Types of Butterflies

What Are the Different Types of Butterflies?

Types of Butterflies > Butterfly Skin Disease




Butterfly Skin Disease

Butterfly skin disease is the name given to a group of rare genetic disorders characterized by skin that is as fragile as butterfly wings. The medical name for these inherited disorders is epidermolysis bullosa, or EB. EB is believed to affect 25,000 to 50,000 people in the United States. There are four main types of epidermolysis bullosa: * Dystrophic epidermolysis bullosa * Epidermolysis bullosa simplex * Hemidesmosomal epidermolysis bullosa * Junctional epidermolysis bullosa Another rare type of epidermolysis bullosa, called epidermolysis bullosa acquisita, is an autoimmune disorder.
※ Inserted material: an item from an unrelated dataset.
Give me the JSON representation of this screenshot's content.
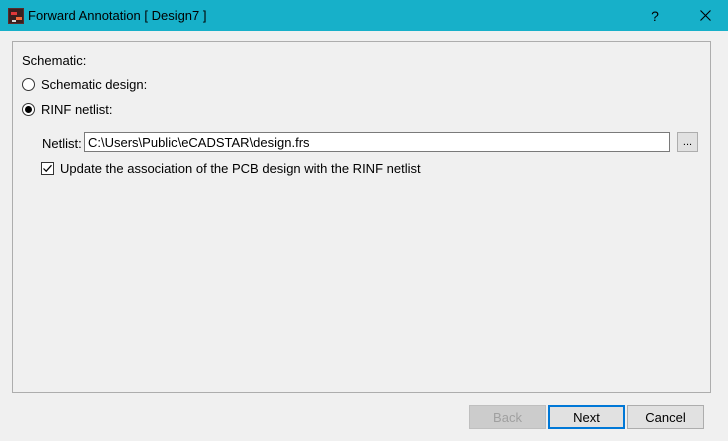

It may be difficult to tell this condition apart from another autoimmune skin disorder called mucous membrane pemphigoid. Depending on the type of epidermolysis bullosa, the condition can vary from minor blistering of the skin to a lethal form involving other organs. The condition generally starts at birth or soon after. Epidermolysis bullosa acquisita, however, usually appears in adults over age 50, although it can occur in children. Also, mild cases of epidermolysis bullosa simplex may remain undiagnosed until adulthood. Identifying the exact type of epidermolysis bullosa is complicated. Even within the main types listed above, there are many subtypes. For example, Weber-Cockayne is the most common form of epidermolysis bullosa simplex. This type involves blistering of the palms and soles and may include excessive sweating. Epidermolysis bullosa is a usually inherited blistering disease of the skin and mouth membranes. There are more than 25 subtypes of the butterfly disease and the more severe the involvement the earlier will blisters occur, usually from mild trauma such as that encountered when a baby crawls or lifts objects or goes through teething. Severe cases may be fatal from fluid loss and infection of the open wounds which form after the blisters break, but most cases are relatively mild. The basic defect is usually that of a poor connection between the skin/membrane and the underlying connective tissues. This problem can also be acquired later in life if antibodies form against those connecting fibers. There is no treatment available beyond avoidance of trauma, replacement of lost body fluids and antibiotic treatment of resulting infections.

The privacy of our visitors at typesofbutterflies.com is important to us.At typesofbutterflies.com, we recognize the importance of privacy of your personal information and are committed to protecting your privacy as an Internet user. We will never ask you to provide any of your personal information in order to visit or use typesofbutterflies.com website in any form.Log FilesAs most other websites do, we collect non-personal information about your visit contained in the log files, such as your IP (internet protocol) address, the browser you used to visit our site, the time you visited our site and which pages you visited throughout our site. This information is collected with the purpose to improve typesofbutterflies.com website for your convenience.On-Site Advertising, Cookies and Web BeaconsPlease be informed that we service third party advertisements on typesofbutterflies.com to support our website, such as Amazon (amazon.com), Google (google.com). Some of these advertisers may use technology such as cookies and web beacons when they advertise on our site, which will also send these advertisers (such as Google through the Google AdSense program) information including your IP address, your ISP , the browser you used to visit our site, and in some cases, whether you have Flash installed. This is generally used for geotargeting purposes or showing relevant ads based on specific sites visited (such as showing data recovery ads to someone who frequently visits data recovery sites).Google, as a third-party advertiser, uses DoubleClick DART cookies, a technology that allows to display relevant ads based on pages and content you choose to view on typesofbutterflies.com. You can remove yourself from this service at any time if you choose to do so.You may disable the use of the DART cookie by visiting Google ad and content network privacy policy page at http://www.google.com/privacy/ads.You are free to disable or selectively turn off our cookies in your browser settings at any time. However, this can affect your ability to interact with other websites, like inability to login to services forums or blog accounts or other services.




© 2009-2010 TYPES OF BUTTERFLIES. COM All rights reserved. | Privacy Policy